According to a former high-ranking intelligence official, SCS was formed in the late 1970s after competition between the NSA's embassy-based eavesdroppers and the CIA's globe-trotting bugging specialists from its Division D had become counterproductive. While sources differ on how SCS works— some claim its agents never leave their secret embassy warrens where they perform close-quarters electronic eavesdropping, while others say agents operate embassy-based equipment in addition to performing riskier "black-bag" jobs, or break-ins, for purposes of bugging— "there's a lot of pride taken in what SCS has accomplished," the former official says.

Intriguingly, the only on-the-record account of the Special Collection Service has been provided not by an American but by a Canadian.
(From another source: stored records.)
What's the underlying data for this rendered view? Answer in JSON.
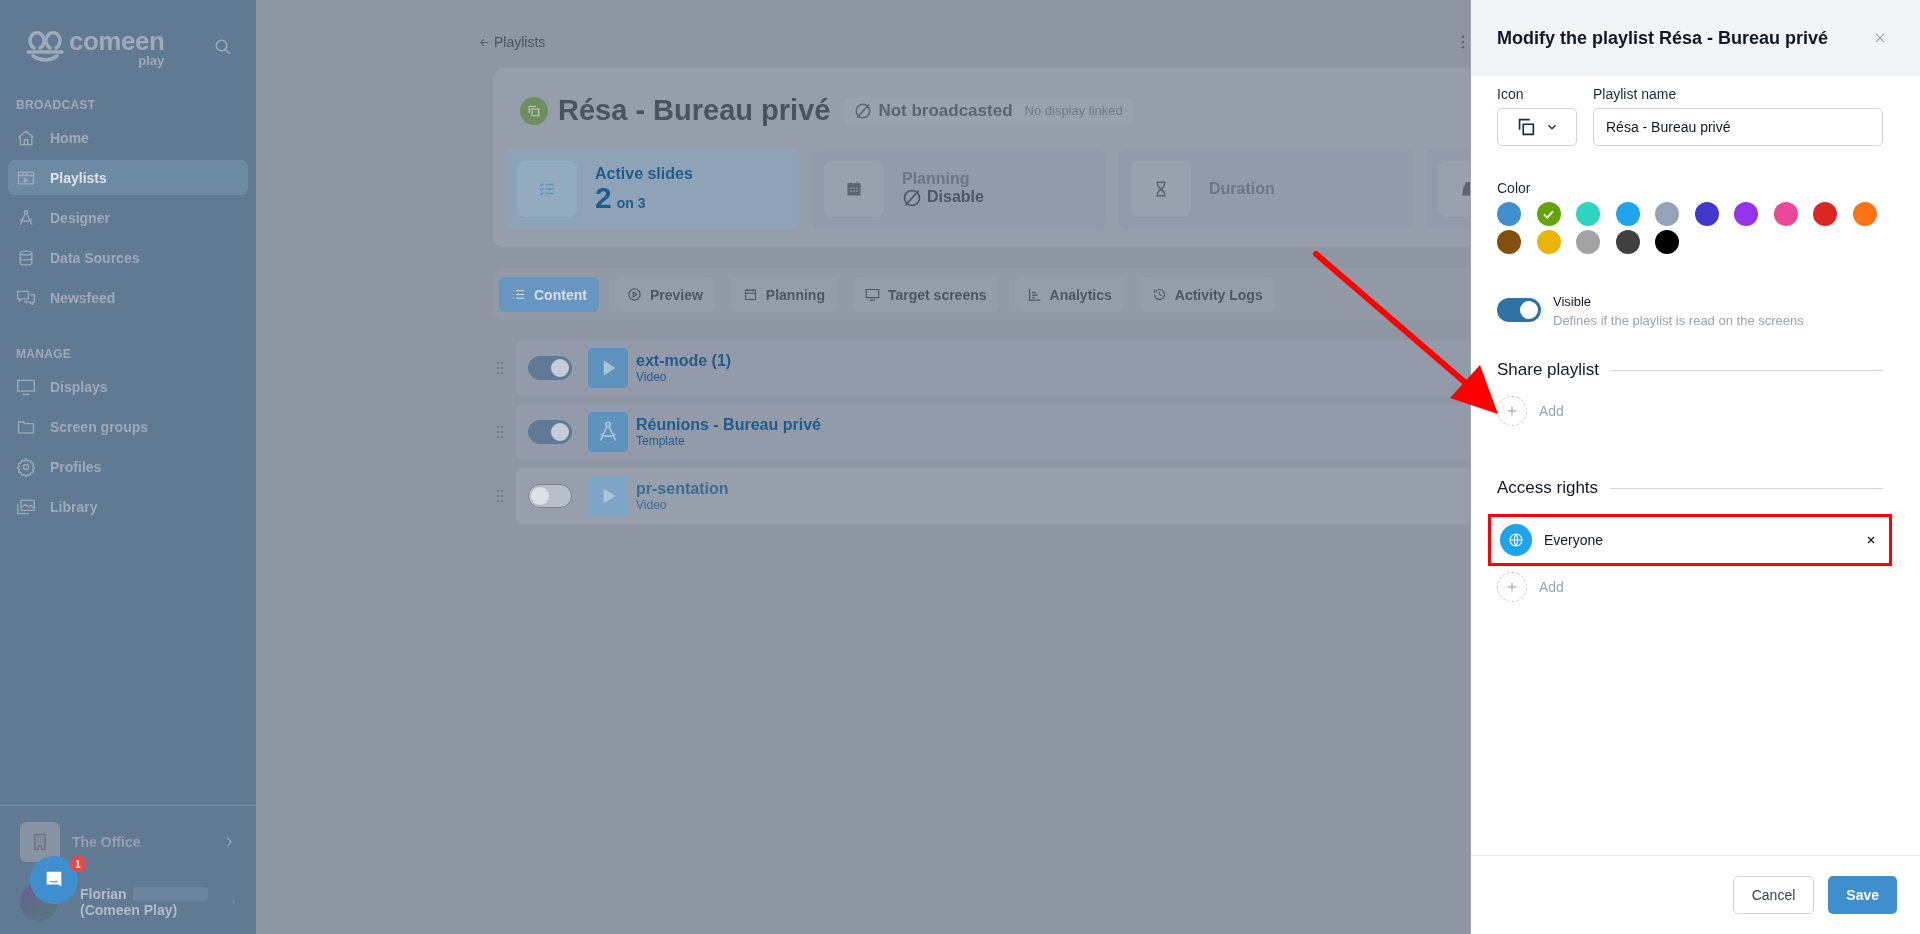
{
  "sidebar": {
    "logo": {
      "name": "comeen",
      "sub": "play"
    },
    "sections": [
      {
        "title": "BROADCAST",
        "items": [
          {
            "label": "Home",
            "selected": false
          },
          {
            "label": "Playlists",
            "selected": true
          },
          {
            "label": "Designer",
            "selected": false
          },
          {
            "label": "Data Sources",
            "selected": false
          },
          {
            "label": "Newsfeed",
            "selected": false
          }
        ]
      },
      {
        "title": "MANAGE",
        "items": [
          {
            "label": "Displays",
            "selected": false
          },
          {
            "label": "Screen groups",
            "selected": false
          },
          {
            "label": "Profiles",
            "selected": false
          },
          {
            "label": "Library",
            "selected": false
          }
        ]
      }
    ],
    "workspace": "The Office",
    "user": {
      "name": "Florian",
      "org": "(Comeen Play)"
    },
    "chat_badge": "1"
  },
  "main": {
    "back": "Playlists",
    "title": "Résa - Bureau privé",
    "status": "Not broadcasted",
    "status_note": "No display linked",
    "stats": [
      {
        "kind": "count",
        "label": "Active slides",
        "value": "2",
        "suffix": "on 3",
        "selected": true
      },
      {
        "kind": "status",
        "label": "Planning",
        "value": "Disable",
        "selected": false
      },
      {
        "kind": "label",
        "label": "Duration",
        "selected": false
      },
      {
        "kind": "icon",
        "selected": false
      }
    ],
    "tabs": [
      {
        "label": "Content",
        "selected": true
      },
      {
        "label": "Preview",
        "selected": false
      },
      {
        "label": "Planning",
        "selected": false
      },
      {
        "label": "Target screens",
        "selected": false
      },
      {
        "label": "Analytics",
        "selected": false
      },
      {
        "label": "Activity Logs",
        "selected": false
      }
    ],
    "slides": [
      {
        "kind": "video",
        "title": "ext-mode (1)",
        "type": "Video",
        "enabled": true
      },
      {
        "kind": "template",
        "title": "Réunions - Bureau privé",
        "type": "Template",
        "enabled": true
      },
      {
        "kind": "video",
        "title": "pr-sentation",
        "type": "Video",
        "enabled": false
      }
    ]
  },
  "panel": {
    "title": "Modify the playlist Résa - Bureau privé",
    "icon_label": "Icon",
    "name_label": "Playlist name",
    "name_value": "Résa - Bureau privé",
    "color_label": "Color",
    "colors": [
      {
        "color": "#3f8fcf",
        "selected": false
      },
      {
        "color": "#65a30d",
        "selected": true
      },
      {
        "color": "#2dd4bf",
        "selected": false
      },
      {
        "color": "#1ea4e9",
        "selected": false
      },
      {
        "color": "#94a3b8",
        "selected": false
      },
      {
        "color": "#4338ca",
        "selected": false
      },
      {
        "color": "#9333ea",
        "selected": false
      },
      {
        "color": "#ec4899",
        "selected": false
      },
      {
        "color": "#dc2626",
        "selected": false
      },
      {
        "color": "#f97316",
        "selected": false
      },
      {
        "color": "#854d0e",
        "selected": false
      },
      {
        "color": "#eab308",
        "selected": false
      },
      {
        "color": "#a3a3a3",
        "selected": false
      },
      {
        "color": "#404040",
        "selected": false
      },
      {
        "color": "#000000",
        "selected": false
      }
    ],
    "visible": {
      "label": "Visible",
      "description": "Defines if the playlist is read on the screens",
      "on": true
    },
    "share": {
      "title": "Share playlist",
      "add": "Add"
    },
    "access": {
      "title": "Access rights",
      "items": [
        {
          "label": "Everyone",
          "highlighted": true
        }
      ],
      "add": "Add"
    },
    "buttons": {
      "cancel": "Cancel",
      "save": "Save"
    }
  }
}
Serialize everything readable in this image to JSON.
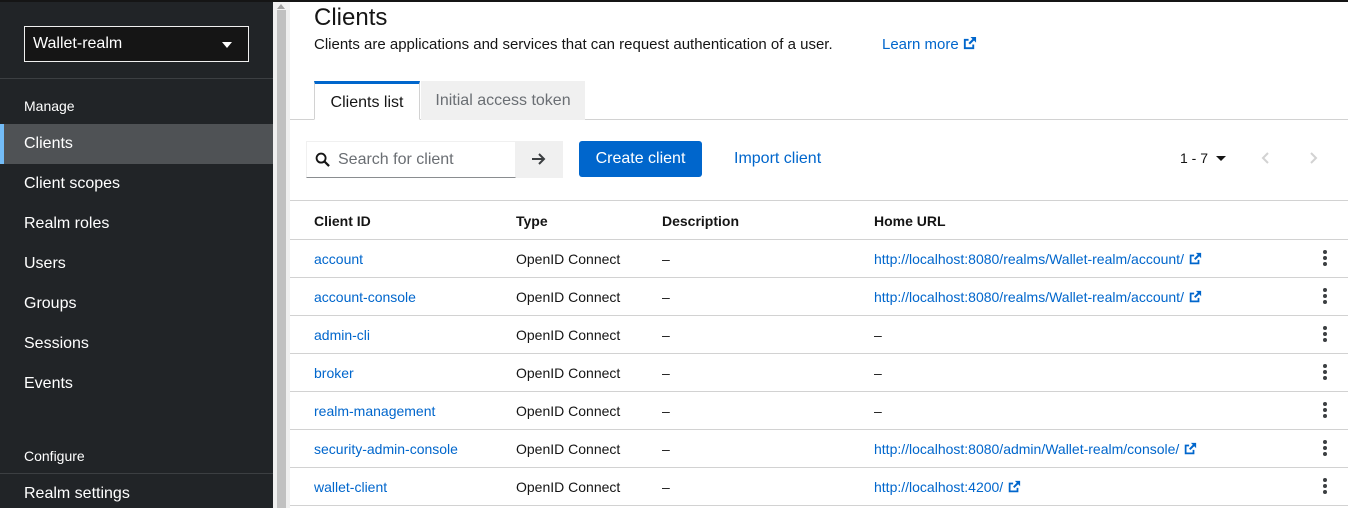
{
  "sidebar": {
    "realm": "Wallet-realm",
    "section_manage": "Manage",
    "items": [
      {
        "label": "Clients"
      },
      {
        "label": "Client scopes"
      },
      {
        "label": "Realm roles"
      },
      {
        "label": "Users"
      },
      {
        "label": "Groups"
      },
      {
        "label": "Sessions"
      },
      {
        "label": "Events"
      }
    ],
    "section_configure": "Configure",
    "configure_items": [
      {
        "label": "Realm settings"
      }
    ]
  },
  "page": {
    "title": "Clients",
    "description": "Clients are applications and services that can request authentication of a user.",
    "learn_more": "Learn more"
  },
  "tabs": [
    {
      "label": "Clients list"
    },
    {
      "label": "Initial access token"
    }
  ],
  "toolbar": {
    "search_placeholder": "Search for client",
    "create_label": "Create client",
    "import_label": "Import client",
    "pagination": "1 - 7"
  },
  "table": {
    "columns": [
      "Client ID",
      "Type",
      "Description",
      "Home URL"
    ],
    "rows": [
      {
        "id": "account",
        "type": "OpenID Connect",
        "description": "–",
        "url": "http://localhost:8080/realms/Wallet-realm/account/"
      },
      {
        "id": "account-console",
        "type": "OpenID Connect",
        "description": "–",
        "url": "http://localhost:8080/realms/Wallet-realm/account/"
      },
      {
        "id": "admin-cli",
        "type": "OpenID Connect",
        "description": "–",
        "url": "–"
      },
      {
        "id": "broker",
        "type": "OpenID Connect",
        "description": "–",
        "url": "–"
      },
      {
        "id": "realm-management",
        "type": "OpenID Connect",
        "description": "–",
        "url": "–"
      },
      {
        "id": "security-admin-console",
        "type": "OpenID Connect",
        "description": "–",
        "url": "http://localhost:8080/admin/Wallet-realm/console/"
      },
      {
        "id": "wallet-client",
        "type": "OpenID Connect",
        "description": "–",
        "url": "http://localhost:4200/"
      }
    ]
  },
  "colors": {
    "sidebar_bg": "#212427",
    "active_nav_bg": "#4f5255",
    "active_nav_accent": "#73bcf7",
    "primary": "#0066cc",
    "link": "#0066cc"
  }
}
Mike Frost, formerly of the Communications Security Establishment— Canada's NSA equivalent— served as deputy director of CSE's SCS counterpart and was trained by the SCS. In a 1994 memoir, Frost describes the complexities of mounting "special collection" operations— finding ways to transport sophisticated eavesdropping equipment in diplomatic pouches without arousing suspicion, surreptitiously assembling a device without arousing suspicion in his embassy, technically troubleshooting under less than ideal conditions— and also devotes considerable space to describing visits to SCS's old College Park headquarters.

"It is not the usual sanitorium-clean atmosphere you would expect to find in a top-secret installation," writes Frost. "Wires everywhere, jerry-rigged gizmos everywhere, computers all over the place, some people buzzing around in three-piece suits, and others in jeans and t-shirts. [It was] the ultimate testing and engineering centre for any espionage equipment." Perhaps one of its most extraordinary areas was its "live room," a 30-foot-square area where NSA and CIA devices were put through dry runs, and where engineers simulated the electronic environment of cities where eavesdroppers are deployed. Several years ago, according to sources, SCS relocated to a new, 300-acre, three-building complex disguised as a corporate campus and shielded by a dense forest outside Beltsville, Maryland. Curious visitors to the site will find themselves stopped at a gate by a Department of Defense police officer who, if one lingers, will threaten arrest.



NSA-CIA Special Collection Service

Birdseye

Looking North.

Looking North.

Looking South

Looking South.

Looking South.

Looking East.

Looking West.

Looking East.

Looking East.